Suppliers are those who sell, lease, exchange, hire or make available for hire purchase consumer goods. Suppliers of product related services provide, grant or confer those services. A product related service includes services such as installation, maintenance, repair or cleaning, assembly and delivery of consumer goods.
Under recent changes to the Law subcontractors can now claim against principal contractors for payments due to them from contractors. If you are a subcontractor the changes effectively enable you to earmark money owed to a contractor from the principal contractor to secure the former’s liability for progress payments to you. It minimizes the risk of non payment due to a contractors insolvency. You must first lodge an adjudication application and then serve on the principal a payment withholding request. On receiving this the principal contractor must hold back from an money owed to the contractor an amount equal to that specified in the request pending a court decision.
This obligation extends to owners.
The failure to recognize that a private company is a separate identity and that dealings between the company its shareholders and directors have tax implications is a misconception which causes tax payers a steady stream of problems. The fact that companies and individuals have difference tax rates creates tax complexity, allowing for deliberate or sometimes accidental tax planning. It makes tax sense for shareholders and directors to use company profits, say by way of loans or use of assets owned by the company, instead of the company paying taxable dividends to them. Care should be taken when there is any transfer of funds or assets between the company and the shareholders.
All adults should have a Will, Power of Attorney and Guardianship. A Will ensures your estate is managed by the person/s you want (executors) and your assets are bequeathed to your chosen beneficiaries. A Power of attorney appoints a person/s to manage your financial affairs and a Guardianship appoints a person/s to manage medical issues if you become incapacitated. The absence of these may result in difficulties.
The State Government has amended the demerit points for driving offences. Under the new rules a driver with an unrestricted licence (black licence) can accrue 13 demerit points before his or her licence is suspended for a period of three (3) months.
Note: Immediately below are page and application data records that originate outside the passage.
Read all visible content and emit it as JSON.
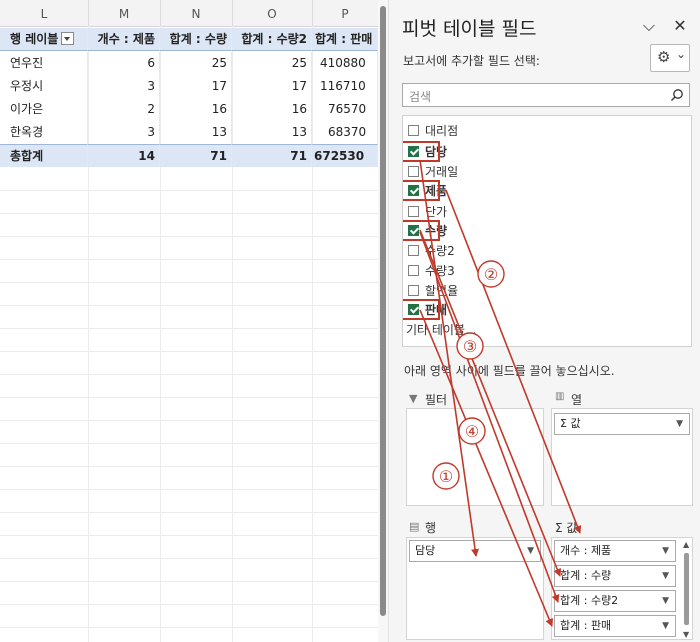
{
  "sheet": {
    "columns": [
      "L",
      "M",
      "N",
      "O",
      "P"
    ],
    "header_row": [
      "행 레이블",
      "개수 : 제품",
      "합계 : 수량",
      "합계 : 수량2",
      "합계 : 판매"
    ],
    "rows": [
      [
        "연우진",
        "6",
        "25",
        "25",
        "410880"
      ],
      [
        "우정시",
        "3",
        "17",
        "17",
        "116710"
      ],
      [
        "이가은",
        "2",
        "16",
        "16",
        "76570"
      ],
      [
        "한옥경",
        "3",
        "13",
        "13",
        "68370"
      ]
    ],
    "total_row": [
      "총합계",
      "14",
      "71",
      "71",
      "672530"
    ]
  },
  "pane": {
    "title": "피벗 테이블 필드",
    "collapse_glyph": "⌵",
    "close_glyph": "✕",
    "subtitle": "보고서에 추가할 필드 선택:",
    "gear_icon": "⚙",
    "gear_chevron": "⌄",
    "search_placeholder": "검색",
    "fields": [
      {
        "label": "대리점",
        "checked": false
      },
      {
        "label": "담당",
        "checked": true
      },
      {
        "label": "거래일",
        "checked": false
      },
      {
        "label": "제품",
        "checked": true
      },
      {
        "label": "단가",
        "checked": false
      },
      {
        "label": "수량",
        "checked": true
      },
      {
        "label": "수량2",
        "checked": false
      },
      {
        "label": "수량3",
        "checked": false
      },
      {
        "label": "할인율",
        "checked": false
      },
      {
        "label": "판매",
        "checked": true
      }
    ],
    "more_tables": "기타 테이블...",
    "drag_hint": "아래 영역 사이에 필드를 끌어 놓으십시오.",
    "areas": {
      "filter": {
        "label": "필터"
      },
      "columns": {
        "label": "열",
        "items": [
          "Σ 값"
        ]
      },
      "rows": {
        "label": "행",
        "items": [
          "담당"
        ]
      },
      "values": {
        "label": "Σ 값",
        "items": [
          "개수 : 제품",
          "합계 : 수량",
          "합계 : 수량2",
          "합계 : 판매"
        ]
      }
    }
  },
  "annotations": {
    "labels": [
      "①",
      "②",
      "③",
      "④"
    ],
    "color": "#c0392b"
  }
}
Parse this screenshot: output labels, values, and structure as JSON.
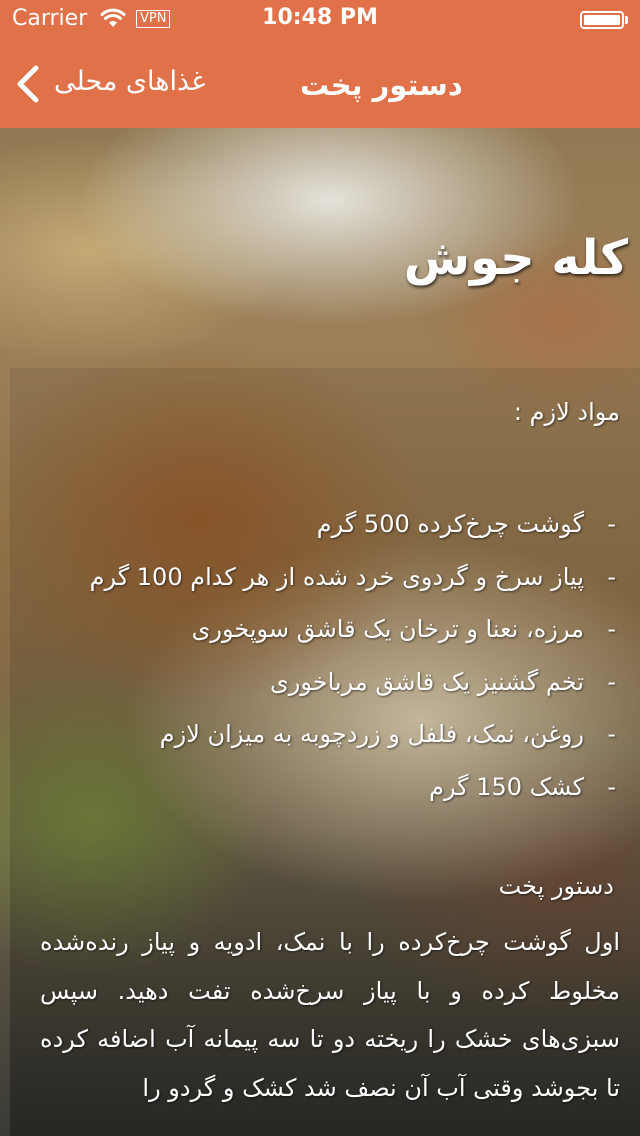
{
  "status_bar": {
    "carrier": "Carrier",
    "vpn": "VPN",
    "time": "10:48 PM",
    "battery_level": 1.0
  },
  "nav": {
    "back_label": "غذاهای محلی",
    "title": "دستور پخت"
  },
  "recipe": {
    "title": "کله جوش",
    "ingredients_label": "مواد لازم :",
    "ingredients": [
      "گوشت چرخ‌کرده 500 گرم",
      "پیاز سرخ و گردوی خرد شده از هر کدام 100 گرم",
      "مرزه، نعنا و ترخان یک قاشق سوپخوری",
      "تخم گشنیز یک قاشق مرباخوری",
      "روغن، نمک، فلفل و زردچوبه به میزان لازم",
      "کشک 150 گرم"
    ],
    "ingredient_bullet": "-",
    "method_label": "دستور پخت",
    "method_text": "اول گوشت چرخ‌کرده را با نمک، ادویه و پیاز رنده‌شده مخلوط کرده و با پیاز سرخ‌شده تفت دهید. سپس سبزی‌های خشک را ریخته دو تا سه پیمانه آب اضافه کرده تا بجوشد وقتی آب آن نصف شد کشک و گردو را"
  },
  "colors": {
    "accent": "#e07148",
    "text": "#ffffff"
  },
  "icons": {
    "back": "chevron-left-icon",
    "wifi": "wifi-icon",
    "battery": "battery-icon"
  }
}
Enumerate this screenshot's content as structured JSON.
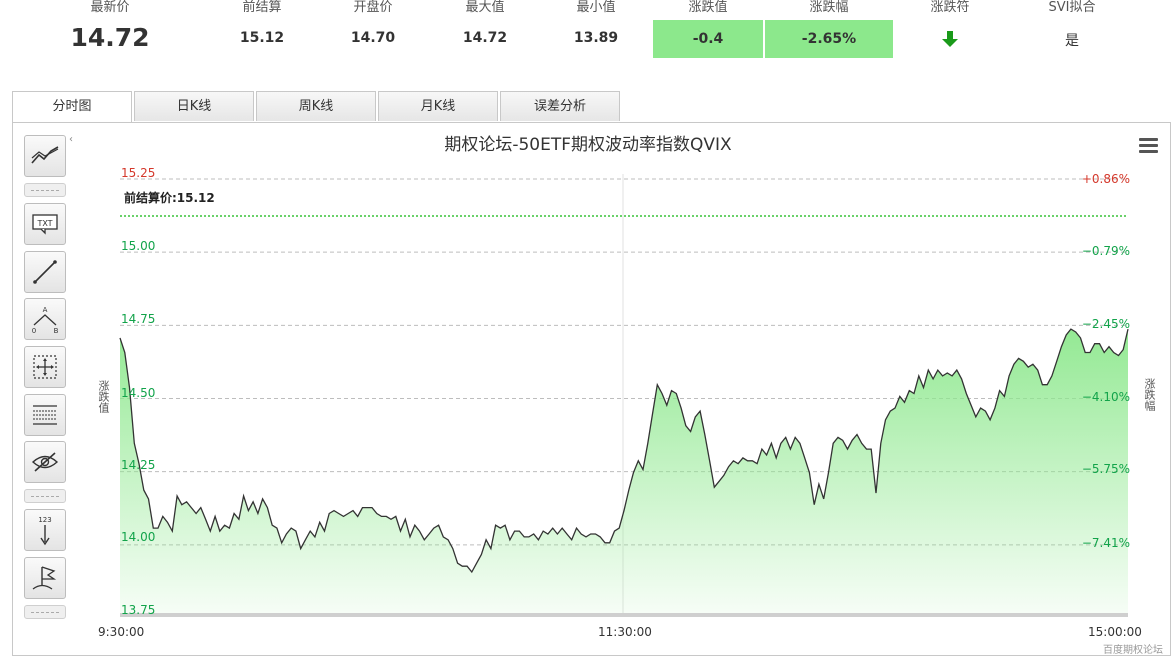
{
  "quote": {
    "latest": {
      "label": "最新价",
      "value": "14.72"
    },
    "prev_settle": {
      "label": "前结算",
      "value": "15.12"
    },
    "open": {
      "label": "开盘价",
      "value": "14.70"
    },
    "high": {
      "label": "最大值",
      "value": "14.72"
    },
    "low": {
      "label": "最小值",
      "value": "13.89"
    },
    "change": {
      "label": "涨跌值",
      "value": "-0.4"
    },
    "change_pct": {
      "label": "涨跌幅",
      "value": "-2.65%"
    },
    "direction": {
      "label": "涨跌符",
      "icon": "arrow-down-icon"
    },
    "svi": {
      "label": "SVI拟合",
      "value": "是"
    }
  },
  "tabs": [
    {
      "label": "分时图",
      "active": true
    },
    {
      "label": "日K线",
      "active": false
    },
    {
      "label": "周K线",
      "active": false
    },
    {
      "label": "月K线",
      "active": false
    },
    {
      "label": "误差分析",
      "active": false
    }
  ],
  "tools": [
    "trend-icon",
    "text-icon",
    "line-icon",
    "abc-icon",
    "move-icon",
    "grid-icon",
    "hide-icon",
    "measure-icon",
    "flag-icon"
  ],
  "chart": {
    "title": "期权论坛-50ETF期权波动率指数QVIX",
    "prev_close_label": "前结算价:15.12",
    "left_axis_title": "涨跌值",
    "right_axis_title": "涨跌幅",
    "credit": "百度期权论坛"
  },
  "colors": {
    "up": "#d4382b",
    "down": "#12a34a",
    "fill": "#8ee88e",
    "box": "#8ce88c"
  },
  "chart_data": {
    "type": "area",
    "title": "期权论坛-50ETF期权波动率指数QVIX",
    "ylabel": "涨跌值",
    "y2label": "涨跌幅",
    "ylim": [
      13.75,
      15.25
    ],
    "x_ticks": [
      "9:30:00",
      "11:30:00",
      "15:00:00"
    ],
    "y_ticks": [
      "15.25",
      "15.00",
      "14.75",
      "14.50",
      "14.25",
      "14.00",
      "13.75"
    ],
    "y2_ticks": [
      "+0.86%",
      "−0.79%",
      "−2.45%",
      "−4.10%",
      "−5.75%",
      "−7.41%"
    ],
    "prev_close": 15.12,
    "values": [
      14.69,
      14.64,
      14.52,
      14.33,
      14.26,
      14.17,
      14.14,
      14.04,
      14.04,
      14.08,
      14.06,
      14.03,
      14.15,
      14.12,
      14.13,
      14.11,
      14.09,
      14.11,
      14.07,
      14.03,
      14.08,
      14.03,
      14.05,
      14.04,
      14.09,
      14.07,
      14.15,
      14.1,
      14.13,
      14.09,
      14.14,
      14.11,
      14.05,
      14.04,
      13.99,
      14.02,
      14.04,
      14.03,
      13.97,
      14.0,
      14.03,
      14.01,
      14.06,
      14.03,
      14.09,
      14.1,
      14.09,
      14.08,
      14.09,
      14.1,
      14.08,
      14.11,
      14.11,
      14.11,
      14.09,
      14.08,
      14.08,
      14.07,
      14.08,
      14.03,
      14.07,
      14.01,
      14.05,
      14.03,
      14.0,
      14.02,
      14.04,
      14.05,
      14.01,
      14.0,
      13.97,
      13.92,
      13.91,
      13.91,
      13.89,
      13.92,
      13.95,
      14.0,
      13.97,
      14.05,
      14.04,
      14.05,
      14.0,
      14.03,
      14.03,
      14.01,
      14.01,
      14.02,
      14.0,
      14.03,
      14.02,
      14.04,
      14.02,
      14.04,
      14.02,
      14.0,
      14.04,
      14.02,
      14.01,
      14.02,
      14.02,
      14.01,
      13.99,
      13.99,
      14.03,
      14.04,
      14.1,
      14.17,
      14.23,
      14.27,
      14.24,
      14.33,
      14.43,
      14.53,
      14.5,
      14.46,
      14.51,
      14.5,
      14.45,
      14.39,
      14.37,
      14.42,
      14.44,
      14.36,
      14.27,
      14.18,
      14.2,
      14.22,
      14.25,
      14.27,
      14.26,
      14.28,
      14.27,
      14.27,
      14.26,
      14.31,
      14.29,
      14.33,
      14.28,
      14.33,
      14.35,
      14.31,
      14.35,
      14.33,
      14.28,
      14.23,
      14.12,
      14.19,
      14.14,
      14.23,
      14.33,
      14.35,
      14.34,
      14.31,
      14.34,
      14.36,
      14.33,
      14.31,
      14.31,
      14.16,
      14.33,
      14.41,
      14.44,
      14.45,
      14.49,
      14.47,
      14.51,
      14.5,
      14.56,
      14.52,
      14.58,
      14.55,
      14.58,
      14.56,
      14.57,
      14.56,
      14.58,
      14.55,
      14.5,
      14.46,
      14.42,
      14.45,
      14.44,
      14.41,
      14.45,
      14.51,
      14.49,
      14.56,
      14.6,
      14.62,
      14.61,
      14.59,
      14.6,
      14.58,
      14.53,
      14.53,
      14.56,
      14.61,
      14.66,
      14.7,
      14.72,
      14.71,
      14.69,
      14.64,
      14.64,
      14.67,
      14.67,
      14.64,
      14.66,
      14.64,
      14.63,
      14.65,
      14.72
    ]
  }
}
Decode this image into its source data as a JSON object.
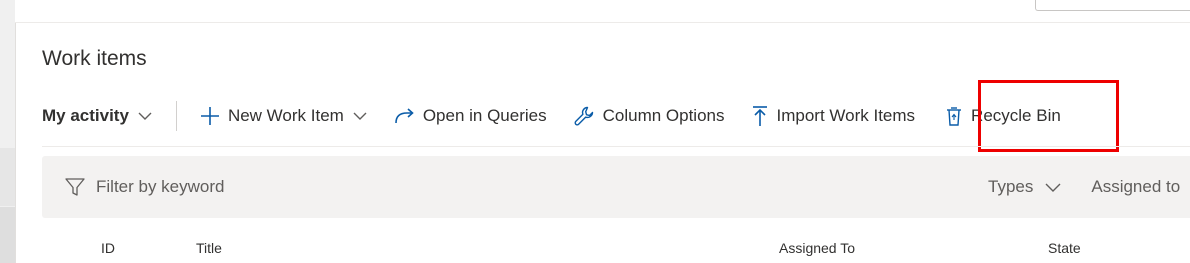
{
  "page": {
    "title": "Work items"
  },
  "toolbar": {
    "view_selector": "My activity",
    "new_work_item": "New Work Item",
    "open_in_queries": "Open in Queries",
    "column_options": "Column Options",
    "import_work_items": "Import Work Items",
    "recycle_bin": "Recycle Bin"
  },
  "filter": {
    "placeholder": "Filter by keyword",
    "types": "Types",
    "assigned_to": "Assigned to"
  },
  "table": {
    "columns": [
      "ID",
      "Title",
      "Assigned To",
      "State"
    ]
  },
  "colors": {
    "highlight": "#ee0000",
    "filter_bg": "#f3f2f1",
    "text": "#323130"
  }
}
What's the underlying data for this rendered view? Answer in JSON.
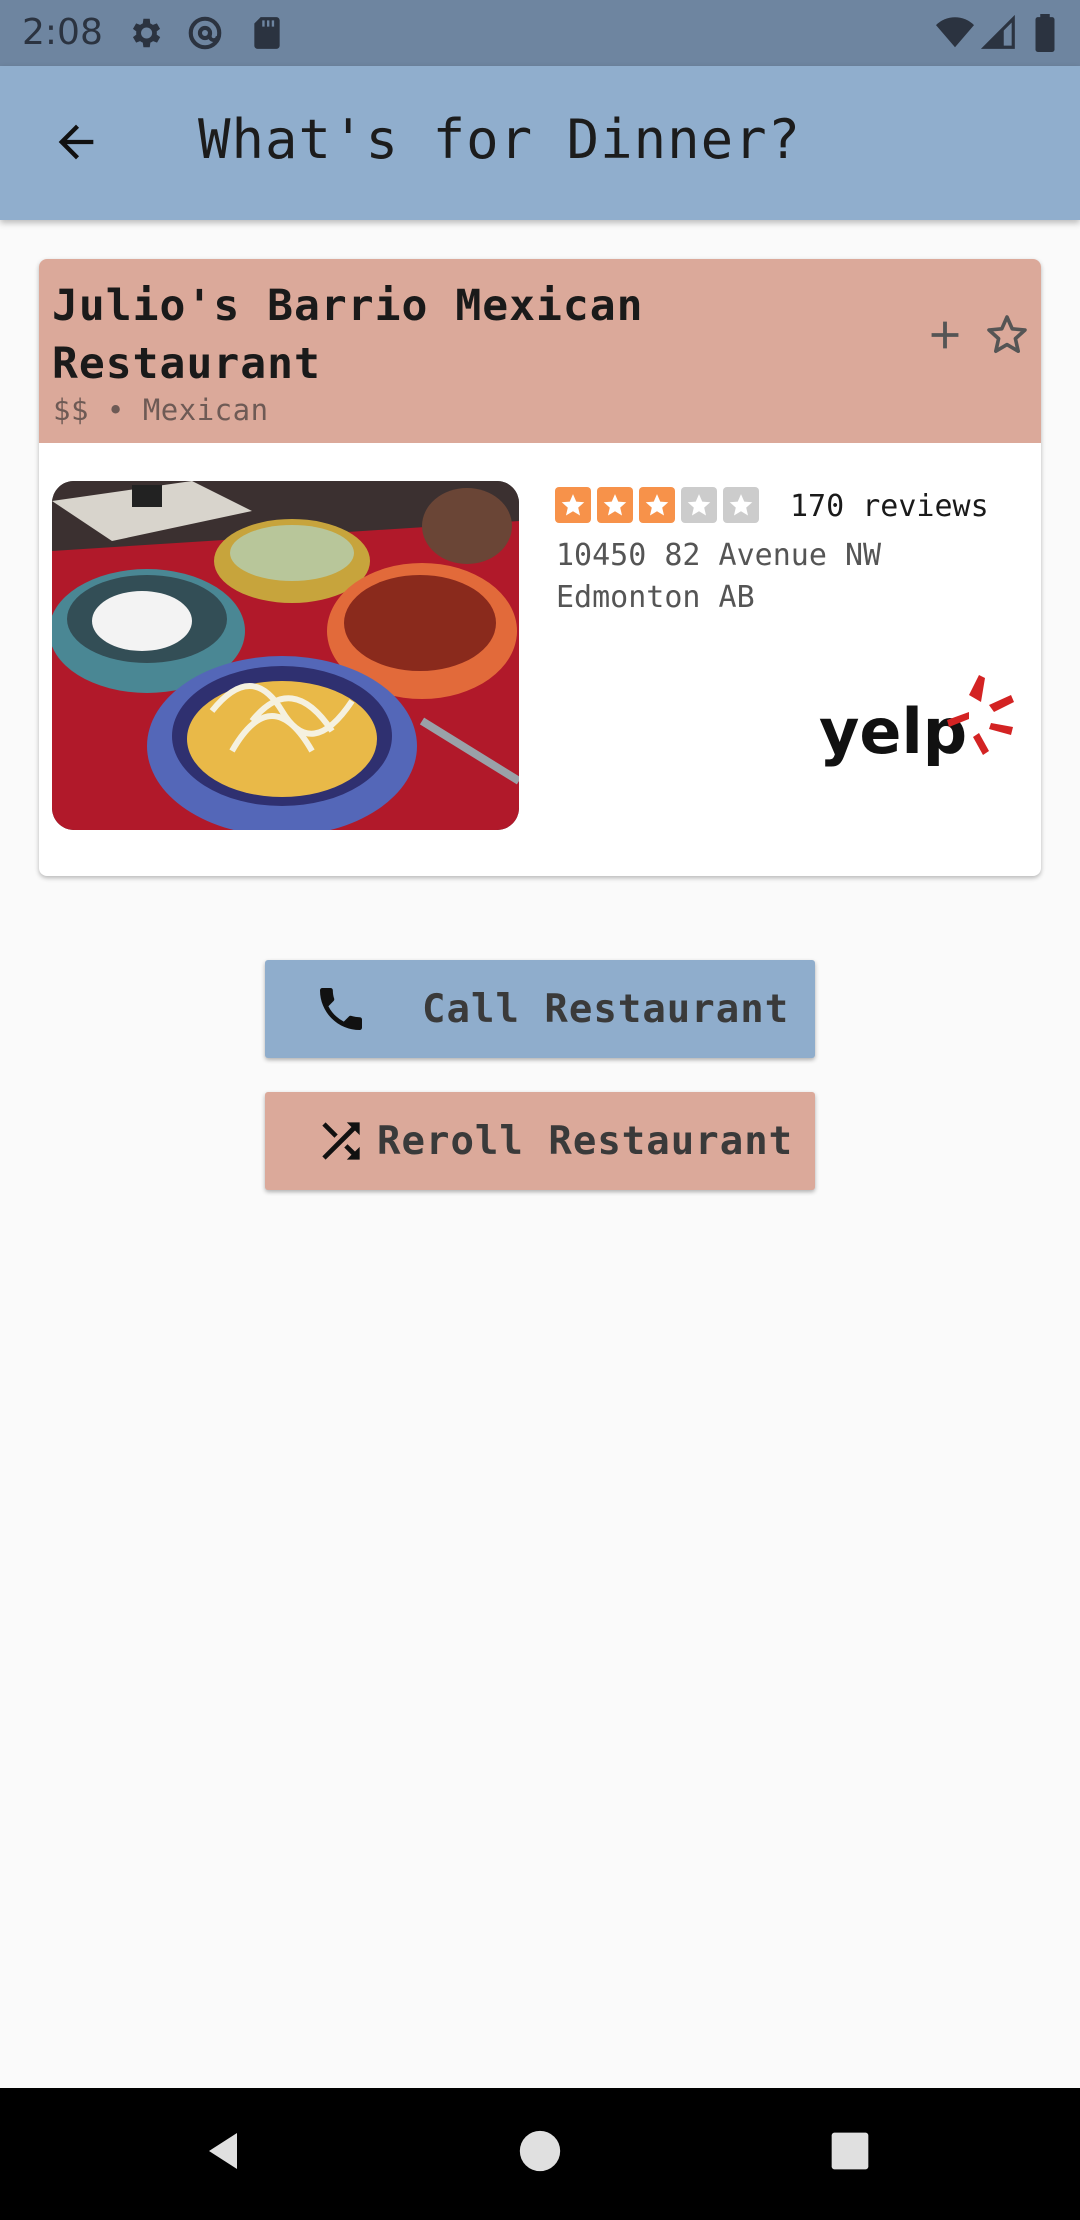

Accordingly, once a person has twelve (12) points accrued any further offence will result in the loss of licence. Following the accrual of the thirteen (13) demerit points the usual procedure is for the Roads and Traffic Authority (RTA) to write to the driver indicating that the licence will be suspended for a period of three (3) months. The alternative to the three (3) month suspension is to accept a six (6) month good behaviour bond. That means that there is no suspension but if during the six (6) month period an offence occurs then the licence is suspended for six (6) months and there is no right of appeal. A Barrister whom we brief once commented that the only people that should accept a six (6) month good behaviour bond are people that reside west of Bourke. In other words it is highly likely that most people would be unlucky enough to have at least one offence during the six month period.
The Government has also now amended the relevant legislation whereby demerit points will no longer be imposed where a Magistrate makes an Order dismissing a traffic matter under Section 10 of the Crimes (Sentencing Procedure) Act 1999. In other words if an offence occurs and a person wishes to defend same then the fine should not be paid and the driver should elect to have the matter dealt with by the Local Court. Even if the Magistrate finds the offence proved he or she may decide due to the good driving record of the person that the demerit points will not be imposed.
The above is information of a general nature and your specific matter should be discussed and Cluff & Associates can provide assistance in that regard.